**Problem details**:
Print out the entries below with no edits.

**Task inputs**:
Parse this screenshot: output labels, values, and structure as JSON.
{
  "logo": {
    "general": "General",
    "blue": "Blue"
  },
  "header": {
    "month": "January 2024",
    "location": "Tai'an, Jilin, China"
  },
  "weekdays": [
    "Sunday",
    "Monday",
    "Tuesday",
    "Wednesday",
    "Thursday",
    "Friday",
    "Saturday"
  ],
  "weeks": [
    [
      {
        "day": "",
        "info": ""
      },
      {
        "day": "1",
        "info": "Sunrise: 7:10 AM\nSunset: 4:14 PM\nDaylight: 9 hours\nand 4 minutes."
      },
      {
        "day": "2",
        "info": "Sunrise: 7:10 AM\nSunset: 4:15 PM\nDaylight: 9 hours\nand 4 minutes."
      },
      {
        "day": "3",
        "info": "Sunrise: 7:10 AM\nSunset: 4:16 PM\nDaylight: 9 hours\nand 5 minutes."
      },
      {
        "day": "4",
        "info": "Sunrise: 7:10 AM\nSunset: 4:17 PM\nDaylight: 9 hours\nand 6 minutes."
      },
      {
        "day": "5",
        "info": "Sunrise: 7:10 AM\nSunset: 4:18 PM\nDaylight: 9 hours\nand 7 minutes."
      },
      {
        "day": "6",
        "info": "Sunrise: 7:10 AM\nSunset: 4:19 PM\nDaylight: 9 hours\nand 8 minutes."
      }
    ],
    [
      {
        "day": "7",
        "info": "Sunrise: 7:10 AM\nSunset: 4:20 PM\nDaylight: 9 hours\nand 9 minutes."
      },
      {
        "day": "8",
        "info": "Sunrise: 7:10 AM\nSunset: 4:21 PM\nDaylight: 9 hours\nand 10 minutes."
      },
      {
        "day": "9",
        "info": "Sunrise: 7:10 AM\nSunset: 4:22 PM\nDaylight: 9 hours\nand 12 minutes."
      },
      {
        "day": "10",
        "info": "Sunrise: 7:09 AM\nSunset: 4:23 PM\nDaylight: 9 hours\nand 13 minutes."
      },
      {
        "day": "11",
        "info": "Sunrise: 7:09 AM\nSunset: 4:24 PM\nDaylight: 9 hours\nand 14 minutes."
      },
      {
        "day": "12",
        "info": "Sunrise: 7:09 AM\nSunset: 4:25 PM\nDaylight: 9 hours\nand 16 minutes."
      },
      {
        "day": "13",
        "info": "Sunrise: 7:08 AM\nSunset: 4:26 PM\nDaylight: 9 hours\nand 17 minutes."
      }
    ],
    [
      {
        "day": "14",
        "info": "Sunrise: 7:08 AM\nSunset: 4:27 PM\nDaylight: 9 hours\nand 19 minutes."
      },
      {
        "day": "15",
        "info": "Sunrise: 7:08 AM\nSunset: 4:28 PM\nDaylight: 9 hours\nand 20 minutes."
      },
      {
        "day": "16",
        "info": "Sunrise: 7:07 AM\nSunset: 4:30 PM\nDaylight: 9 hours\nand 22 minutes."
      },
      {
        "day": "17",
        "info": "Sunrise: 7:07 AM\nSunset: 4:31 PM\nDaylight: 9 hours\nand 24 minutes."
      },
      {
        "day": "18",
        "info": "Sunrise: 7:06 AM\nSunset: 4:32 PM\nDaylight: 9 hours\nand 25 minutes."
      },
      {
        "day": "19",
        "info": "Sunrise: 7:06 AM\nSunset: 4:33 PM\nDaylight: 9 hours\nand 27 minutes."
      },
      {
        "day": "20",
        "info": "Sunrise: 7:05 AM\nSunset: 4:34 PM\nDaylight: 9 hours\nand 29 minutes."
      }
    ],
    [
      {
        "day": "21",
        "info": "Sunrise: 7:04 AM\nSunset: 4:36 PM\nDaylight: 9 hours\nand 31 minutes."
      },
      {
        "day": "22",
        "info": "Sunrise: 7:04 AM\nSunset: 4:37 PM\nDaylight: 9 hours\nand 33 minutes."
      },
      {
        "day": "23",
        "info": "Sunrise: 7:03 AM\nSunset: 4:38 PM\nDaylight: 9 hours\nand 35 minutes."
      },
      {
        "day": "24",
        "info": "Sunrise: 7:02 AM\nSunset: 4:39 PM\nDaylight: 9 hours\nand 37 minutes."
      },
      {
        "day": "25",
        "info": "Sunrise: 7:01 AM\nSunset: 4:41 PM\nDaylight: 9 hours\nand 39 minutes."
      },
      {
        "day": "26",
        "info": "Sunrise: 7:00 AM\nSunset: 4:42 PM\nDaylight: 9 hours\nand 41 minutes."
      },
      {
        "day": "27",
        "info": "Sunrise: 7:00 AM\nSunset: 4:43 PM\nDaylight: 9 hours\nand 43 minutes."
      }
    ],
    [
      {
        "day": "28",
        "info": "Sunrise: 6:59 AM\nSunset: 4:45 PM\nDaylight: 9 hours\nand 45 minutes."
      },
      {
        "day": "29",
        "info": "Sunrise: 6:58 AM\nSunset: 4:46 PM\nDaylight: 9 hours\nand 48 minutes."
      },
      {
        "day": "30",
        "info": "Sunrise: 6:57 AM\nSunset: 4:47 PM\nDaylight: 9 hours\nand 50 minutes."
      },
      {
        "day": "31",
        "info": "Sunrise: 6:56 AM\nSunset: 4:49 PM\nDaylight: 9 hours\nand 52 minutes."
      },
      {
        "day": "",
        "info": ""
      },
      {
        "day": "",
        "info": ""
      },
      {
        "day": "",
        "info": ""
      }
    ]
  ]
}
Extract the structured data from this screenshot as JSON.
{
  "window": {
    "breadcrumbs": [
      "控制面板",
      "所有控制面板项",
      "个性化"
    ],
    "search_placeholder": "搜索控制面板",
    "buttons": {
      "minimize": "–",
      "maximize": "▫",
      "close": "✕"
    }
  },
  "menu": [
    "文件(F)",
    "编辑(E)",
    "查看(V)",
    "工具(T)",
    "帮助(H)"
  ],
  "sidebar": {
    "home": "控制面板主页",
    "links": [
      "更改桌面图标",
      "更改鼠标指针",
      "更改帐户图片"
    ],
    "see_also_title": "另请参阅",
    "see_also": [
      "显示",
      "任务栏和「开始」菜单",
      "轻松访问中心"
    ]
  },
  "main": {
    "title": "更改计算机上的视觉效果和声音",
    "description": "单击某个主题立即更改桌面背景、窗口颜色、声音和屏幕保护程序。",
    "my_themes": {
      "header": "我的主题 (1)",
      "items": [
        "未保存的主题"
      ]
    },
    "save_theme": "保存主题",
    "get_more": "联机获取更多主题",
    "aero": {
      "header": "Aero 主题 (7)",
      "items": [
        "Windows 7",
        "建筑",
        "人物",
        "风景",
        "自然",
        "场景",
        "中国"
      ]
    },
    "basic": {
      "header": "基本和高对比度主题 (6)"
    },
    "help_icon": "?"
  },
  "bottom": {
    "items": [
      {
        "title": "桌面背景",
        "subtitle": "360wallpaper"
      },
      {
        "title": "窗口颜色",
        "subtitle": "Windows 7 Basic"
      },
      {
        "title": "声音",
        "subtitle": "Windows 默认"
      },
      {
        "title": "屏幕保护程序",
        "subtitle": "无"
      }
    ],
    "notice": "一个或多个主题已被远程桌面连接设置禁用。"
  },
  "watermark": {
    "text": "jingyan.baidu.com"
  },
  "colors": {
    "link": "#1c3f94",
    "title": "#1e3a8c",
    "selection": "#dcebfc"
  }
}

**Your solution**:
Parse this screenshot: output labels, values, and structure as JSON.
{
  "logo": {
    "general": "General",
    "blue": "Blue"
  },
  "header": {
    "month": "January 2024",
    "location": "Tai'an, Jilin, China"
  },
  "weekdays": [
    "Sunday",
    "Monday",
    "Tuesday",
    "Wednesday",
    "Thursday",
    "Friday",
    "Saturday"
  ],
  "weeks": [
    [
      {
        "day": "",
        "info": ""
      },
      {
        "day": "1",
        "info": "Sunrise: 7:10 AM\nSunset: 4:14 PM\nDaylight: 9 hours\nand 4 minutes."
      },
      {
        "day": "2",
        "info": "Sunrise: 7:10 AM\nSunset: 4:15 PM\nDaylight: 9 hours\nand 4 minutes."
      },
      {
        "day": "3",
        "info": "Sunrise: 7:10 AM\nSunset: 4:16 PM\nDaylight: 9 hours\nand 5 minutes."
      },
      {
        "day": "4",
        "info": "Sunrise: 7:10 AM\nSunset: 4:17 PM\nDaylight: 9 hours\nand 6 minutes."
      },
      {
        "day": "5",
        "info": "Sunrise: 7:10 AM\nSunset: 4:18 PM\nDaylight: 9 hours\nand 7 minutes."
      },
      {
        "day": "6",
        "info": "Sunrise: 7:10 AM\nSunset: 4:19 PM\nDaylight: 9 hours\nand 8 minutes."
      }
    ],
    [
      {
        "day": "7",
        "info": "Sunrise: 7:10 AM\nSunset: 4:20 PM\nDaylight: 9 hours\nand 9 minutes."
      },
      {
        "day": "8",
        "info": "Sunrise: 7:10 AM\nSunset: 4:21 PM\nDaylight: 9 hours\nand 10 minutes."
      },
      {
        "day": "9",
        "info": "Sunrise: 7:10 AM\nSunset: 4:22 PM\nDaylight: 9 hours\nand 12 minutes."
      },
      {
        "day": "10",
        "info": "Sunrise: 7:09 AM\nSunset: 4:23 PM\nDaylight: 9 hours\nand 13 minutes."
      },
      {
        "day": "11",
        "info": "Sunrise: 7:09 AM\nSunset: 4:24 PM\nDaylight: 9 hours\nand 14 minutes."
      },
      {
        "day": "12",
        "info": "Sunrise: 7:09 AM\nSunset: 4:25 PM\nDaylight: 9 hours\nand 16 minutes."
      },
      {
        "day": "13",
        "info": "Sunrise: 7:08 AM\nSunset: 4:26 PM\nDaylight: 9 hours\nand 17 minutes."
      }
    ],
    [
      {
        "day": "14",
        "info": "Sunrise: 7:08 AM\nSunset: 4:27 PM\nDaylight: 9 hours\nand 19 minutes."
      },
      {
        "day": "15",
        "info": "Sunrise: 7:08 AM\nSunset: 4:28 PM\nDaylight: 9 hours\nand 20 minutes."
      },
      {
        "day": "16",
        "info": "Sunrise: 7:07 AM\nSunset: 4:30 PM\nDaylight: 9 hours\nand 22 minutes."
      },
      {
        "day": "17",
        "info": "Sunrise: 7:07 AM\nSunset: 4:31 PM\nDaylight: 9 hours\nand 24 minutes."
      },
      {
        "day": "18",
        "info": "Sunrise: 7:06 AM\nSunset: 4:32 PM\nDaylight: 9 hours\nand 25 minutes."
      },
      {
        "day": "19",
        "info": "Sunrise: 7:06 AM\nSunset: 4:33 PM\nDaylight: 9 hours\nand 27 minutes."
      },
      {
        "day": "20",
        "info": "Sunrise: 7:05 AM\nSunset: 4:34 PM\nDaylight: 9 hours\nand 29 minutes."
      }
    ],
    [
      {
        "day": "21",
        "info": "Sunrise: 7:04 AM\nSunset: 4:36 PM\nDaylight: 9 hours\nand 31 minutes."
      },
      {
        "day": "22",
        "info": "Sunrise: 7:04 AM\nSunset: 4:37 PM\nDaylight: 9 hours\nand 33 minutes."
      },
      {
        "day": "23",
        "info": "Sunrise: 7:03 AM\nSunset: 4:38 PM\nDaylight: 9 hours\nand 35 minutes."
      },
      {
        "day": "24",
        "info": "Sunrise: 7:02 AM\nSunset: 4:39 PM\nDaylight: 9 hours\nand 37 minutes."
      },
      {
        "day": "25",
        "info": "Sunrise: 7:01 AM\nSunset: 4:41 PM\nDaylight: 9 hours\nand 39 minutes."
      },
      {
        "day": "26",
        "info": "Sunrise: 7:00 AM\nSunset: 4:42 PM\nDaylight: 9 hours\nand 41 minutes."
      },
      {
        "day": "27",
        "info": "Sunrise: 7:00 AM\nSunset: 4:43 PM\nDaylight: 9 hours\nand 43 minutes."
      }
    ],
    [
      {
        "day": "28",
        "info": "Sunrise: 6:59 AM\nSunset: 4:45 PM\nDaylight: 9 hours\nand 45 minutes."
      },
      {
        "day": "29",
        "info": "Sunrise: 6:58 AM\nSunset: 4:46 PM\nDaylight: 9 hours\nand 48 minutes."
      },
      {
        "day": "30",
        "info": "Sunrise: 6:57 AM\nSunset: 4:47 PM\nDaylight: 9 hours\nand 50 minutes."
      },
      {
        "day": "31",
        "info": "Sunrise: 6:56 AM\nSunset: 4:49 PM\nDaylight: 9 hours\nand 52 minutes."
      },
      {
        "day": "",
        "info": ""
      },
      {
        "day": "",
        "info": ""
      },
      {
        "day": "",
        "info": ""
      }
    ]
  ]
}
Extract the structured data from this screenshot as JSON.
{
  "window": {
    "breadcrumbs": [
      "控制面板",
      "所有控制面板项",
      "个性化"
    ],
    "search_placeholder": "搜索控制面板",
    "buttons": {
      "minimize": "–",
      "maximize": "▫",
      "close": "✕"
    }
  },
  "menu": [
    "文件(F)",
    "编辑(E)",
    "查看(V)",
    "工具(T)",
    "帮助(H)"
  ],
  "sidebar": {
    "home": "控制面板主页",
    "links": [
      "更改桌面图标",
      "更改鼠标指针",
      "更改帐户图片"
    ],
    "see_also_title": "另请参阅",
    "see_also": [
      "显示",
      "任务栏和「开始」菜单",
      "轻松访问中心"
    ]
  },
  "main": {
    "title": "更改计算机上的视觉效果和声音",
    "description": "单击某个主题立即更改桌面背景、窗口颜色、声音和屏幕保护程序。",
    "my_themes": {
      "header": "我的主题 (1)",
      "items": [
        "未保存的主题"
      ]
    },
    "save_theme": "保存主题",
    "get_more": "联机获取更多主题",
    "aero": {
      "header": "Aero 主题 (7)",
      "items": [
        "Windows 7",
        "建筑",
        "人物",
        "风景",
        "自然",
        "场景",
        "中国"
      ]
    },
    "basic": {
      "header": "基本和高对比度主题 (6)"
    },
    "help_icon": "?"
  },
  "bottom": {
    "items": [
      {
        "title": "桌面背景",
        "subtitle": "360wallpaper"
      },
      {
        "title": "窗口颜色",
        "subtitle": "Windows 7 Basic"
      },
      {
        "title": "声音",
        "subtitle": "Windows 默认"
      },
      {
        "title": "屏幕保护程序",
        "subtitle": "无"
      }
    ],
    "notice": "一个或多个主题已被远程桌面连接设置禁用。"
  },
  "watermark": {
    "text": "jingyan.baidu.com"
  },
  "colors": {
    "link": "#1c3f94",
    "title": "#1e3a8c",
    "selection": "#dcebfc"
  }
}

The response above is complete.